>>>>

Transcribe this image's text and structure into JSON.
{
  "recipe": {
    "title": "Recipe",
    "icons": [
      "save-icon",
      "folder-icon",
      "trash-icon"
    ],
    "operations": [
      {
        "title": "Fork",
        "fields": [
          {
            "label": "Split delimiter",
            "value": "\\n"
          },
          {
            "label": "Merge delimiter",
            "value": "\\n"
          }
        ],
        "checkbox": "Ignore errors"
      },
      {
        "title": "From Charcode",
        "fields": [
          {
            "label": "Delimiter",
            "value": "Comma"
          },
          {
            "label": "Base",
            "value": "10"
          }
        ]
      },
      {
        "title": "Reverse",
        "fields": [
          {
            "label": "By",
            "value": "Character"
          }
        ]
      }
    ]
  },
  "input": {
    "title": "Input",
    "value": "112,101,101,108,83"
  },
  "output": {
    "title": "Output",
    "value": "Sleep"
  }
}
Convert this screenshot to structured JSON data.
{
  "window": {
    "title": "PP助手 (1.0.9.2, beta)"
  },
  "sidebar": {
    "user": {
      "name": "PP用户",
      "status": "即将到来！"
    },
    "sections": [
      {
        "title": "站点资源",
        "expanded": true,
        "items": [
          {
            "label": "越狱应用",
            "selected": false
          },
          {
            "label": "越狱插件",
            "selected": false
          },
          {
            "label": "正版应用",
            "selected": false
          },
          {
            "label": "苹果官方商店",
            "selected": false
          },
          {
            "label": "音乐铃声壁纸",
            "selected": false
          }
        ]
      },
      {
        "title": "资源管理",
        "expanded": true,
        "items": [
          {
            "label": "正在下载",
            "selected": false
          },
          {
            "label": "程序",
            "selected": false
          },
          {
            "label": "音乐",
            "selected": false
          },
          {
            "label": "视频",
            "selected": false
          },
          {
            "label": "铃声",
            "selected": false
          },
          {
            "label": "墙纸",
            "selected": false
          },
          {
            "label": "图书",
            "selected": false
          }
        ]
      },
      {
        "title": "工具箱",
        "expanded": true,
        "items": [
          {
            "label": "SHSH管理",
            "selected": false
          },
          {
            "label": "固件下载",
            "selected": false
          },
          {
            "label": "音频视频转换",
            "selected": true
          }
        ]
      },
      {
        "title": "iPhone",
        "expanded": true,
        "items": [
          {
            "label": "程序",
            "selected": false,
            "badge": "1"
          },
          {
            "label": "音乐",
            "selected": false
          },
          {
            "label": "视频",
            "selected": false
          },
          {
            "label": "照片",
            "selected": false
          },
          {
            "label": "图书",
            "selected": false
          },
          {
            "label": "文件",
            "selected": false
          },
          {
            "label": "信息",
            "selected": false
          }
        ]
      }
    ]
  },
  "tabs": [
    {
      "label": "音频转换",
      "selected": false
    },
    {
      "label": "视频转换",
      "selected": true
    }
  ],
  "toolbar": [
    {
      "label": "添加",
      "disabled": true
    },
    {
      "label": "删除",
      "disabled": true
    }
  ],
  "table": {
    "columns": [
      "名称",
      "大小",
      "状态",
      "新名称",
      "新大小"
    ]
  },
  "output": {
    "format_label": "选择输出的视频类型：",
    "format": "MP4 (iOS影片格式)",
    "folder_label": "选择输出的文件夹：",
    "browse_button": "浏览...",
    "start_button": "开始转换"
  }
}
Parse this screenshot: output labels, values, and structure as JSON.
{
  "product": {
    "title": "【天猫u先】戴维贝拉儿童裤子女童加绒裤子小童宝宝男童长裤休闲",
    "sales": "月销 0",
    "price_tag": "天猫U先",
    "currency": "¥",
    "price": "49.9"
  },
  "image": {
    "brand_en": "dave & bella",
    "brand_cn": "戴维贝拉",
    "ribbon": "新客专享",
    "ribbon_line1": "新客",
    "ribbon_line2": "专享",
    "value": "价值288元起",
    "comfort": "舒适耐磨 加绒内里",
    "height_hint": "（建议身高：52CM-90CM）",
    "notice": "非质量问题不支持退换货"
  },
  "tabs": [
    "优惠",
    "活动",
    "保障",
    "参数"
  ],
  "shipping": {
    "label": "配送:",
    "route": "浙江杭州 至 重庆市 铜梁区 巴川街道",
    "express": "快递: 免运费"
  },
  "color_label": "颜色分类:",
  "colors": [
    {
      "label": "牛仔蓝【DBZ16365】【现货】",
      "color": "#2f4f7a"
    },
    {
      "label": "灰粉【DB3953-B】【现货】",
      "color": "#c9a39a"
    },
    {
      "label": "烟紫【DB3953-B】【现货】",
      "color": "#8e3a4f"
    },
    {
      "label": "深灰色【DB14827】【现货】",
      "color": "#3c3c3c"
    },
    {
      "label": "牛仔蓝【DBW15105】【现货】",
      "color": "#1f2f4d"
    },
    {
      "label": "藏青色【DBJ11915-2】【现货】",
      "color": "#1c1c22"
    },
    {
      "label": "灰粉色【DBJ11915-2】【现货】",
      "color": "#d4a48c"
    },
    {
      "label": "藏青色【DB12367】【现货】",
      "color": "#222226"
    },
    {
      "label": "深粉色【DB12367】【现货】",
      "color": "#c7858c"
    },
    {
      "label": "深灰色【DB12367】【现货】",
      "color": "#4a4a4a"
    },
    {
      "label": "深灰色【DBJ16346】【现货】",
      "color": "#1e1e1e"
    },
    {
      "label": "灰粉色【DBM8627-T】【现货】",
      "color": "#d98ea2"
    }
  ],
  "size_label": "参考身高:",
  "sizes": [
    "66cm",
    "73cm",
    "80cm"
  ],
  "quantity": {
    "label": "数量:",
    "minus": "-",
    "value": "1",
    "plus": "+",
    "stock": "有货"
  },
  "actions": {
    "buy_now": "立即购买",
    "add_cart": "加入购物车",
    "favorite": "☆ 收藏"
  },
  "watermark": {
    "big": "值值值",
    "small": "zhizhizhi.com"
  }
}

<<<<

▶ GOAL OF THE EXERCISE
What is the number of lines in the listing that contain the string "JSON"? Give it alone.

▶ SOLUTION
3